> **Exercise brief**
In the listing below, locate the lines that hold the string "Default". Copy those lines.

> **Given entries**

=== Section Start ===

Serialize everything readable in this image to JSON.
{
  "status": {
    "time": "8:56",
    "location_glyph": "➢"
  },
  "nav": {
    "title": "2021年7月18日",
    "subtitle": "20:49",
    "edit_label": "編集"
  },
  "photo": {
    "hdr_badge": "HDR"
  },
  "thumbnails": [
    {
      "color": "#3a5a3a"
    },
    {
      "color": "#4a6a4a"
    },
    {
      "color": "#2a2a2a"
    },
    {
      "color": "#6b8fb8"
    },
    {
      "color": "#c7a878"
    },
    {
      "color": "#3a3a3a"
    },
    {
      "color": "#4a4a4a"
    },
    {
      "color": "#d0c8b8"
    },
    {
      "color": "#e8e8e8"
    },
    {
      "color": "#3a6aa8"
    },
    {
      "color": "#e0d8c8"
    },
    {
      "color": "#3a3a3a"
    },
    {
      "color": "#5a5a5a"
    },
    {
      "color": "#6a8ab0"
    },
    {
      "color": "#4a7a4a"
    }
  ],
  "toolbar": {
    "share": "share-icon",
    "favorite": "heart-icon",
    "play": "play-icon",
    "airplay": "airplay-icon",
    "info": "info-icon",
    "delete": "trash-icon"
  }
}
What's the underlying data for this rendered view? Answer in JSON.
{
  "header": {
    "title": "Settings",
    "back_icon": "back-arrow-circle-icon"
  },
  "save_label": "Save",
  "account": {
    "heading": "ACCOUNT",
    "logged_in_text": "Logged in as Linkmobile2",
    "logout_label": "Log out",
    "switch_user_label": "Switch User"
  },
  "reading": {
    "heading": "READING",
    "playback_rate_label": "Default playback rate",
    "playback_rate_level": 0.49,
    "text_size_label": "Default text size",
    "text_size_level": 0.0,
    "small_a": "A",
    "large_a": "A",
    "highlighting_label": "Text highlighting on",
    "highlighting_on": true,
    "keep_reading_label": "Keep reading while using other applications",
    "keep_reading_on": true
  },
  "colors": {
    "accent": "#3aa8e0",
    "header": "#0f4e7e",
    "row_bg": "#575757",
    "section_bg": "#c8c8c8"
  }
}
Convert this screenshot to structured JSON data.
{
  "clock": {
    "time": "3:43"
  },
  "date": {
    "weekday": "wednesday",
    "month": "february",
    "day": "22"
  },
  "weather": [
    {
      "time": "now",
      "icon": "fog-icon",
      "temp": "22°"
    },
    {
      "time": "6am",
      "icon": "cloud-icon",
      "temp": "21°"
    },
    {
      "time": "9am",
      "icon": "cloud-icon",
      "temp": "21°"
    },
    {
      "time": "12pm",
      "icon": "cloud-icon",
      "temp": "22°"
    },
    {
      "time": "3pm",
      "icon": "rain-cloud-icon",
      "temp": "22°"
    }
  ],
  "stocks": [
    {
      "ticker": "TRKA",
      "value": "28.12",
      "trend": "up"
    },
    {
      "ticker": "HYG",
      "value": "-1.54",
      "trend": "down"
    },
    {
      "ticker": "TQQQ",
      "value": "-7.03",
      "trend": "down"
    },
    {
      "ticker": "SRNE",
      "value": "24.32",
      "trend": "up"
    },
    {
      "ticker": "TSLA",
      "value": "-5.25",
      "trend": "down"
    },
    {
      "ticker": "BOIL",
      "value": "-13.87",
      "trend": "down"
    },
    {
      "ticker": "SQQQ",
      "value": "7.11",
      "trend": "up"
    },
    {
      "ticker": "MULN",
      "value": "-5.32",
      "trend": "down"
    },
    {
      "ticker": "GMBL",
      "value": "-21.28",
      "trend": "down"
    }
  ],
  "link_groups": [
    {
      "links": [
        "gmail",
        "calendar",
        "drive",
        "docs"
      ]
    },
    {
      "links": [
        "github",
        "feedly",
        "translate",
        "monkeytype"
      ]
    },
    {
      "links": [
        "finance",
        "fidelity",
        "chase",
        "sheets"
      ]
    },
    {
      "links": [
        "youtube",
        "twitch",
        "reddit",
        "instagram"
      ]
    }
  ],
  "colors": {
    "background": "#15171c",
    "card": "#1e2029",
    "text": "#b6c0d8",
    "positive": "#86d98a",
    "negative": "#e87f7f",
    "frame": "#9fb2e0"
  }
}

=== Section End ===

> **Completed task**
    "playback_rate_label": "Default playback rate",
    "text_size_label": "Default text size",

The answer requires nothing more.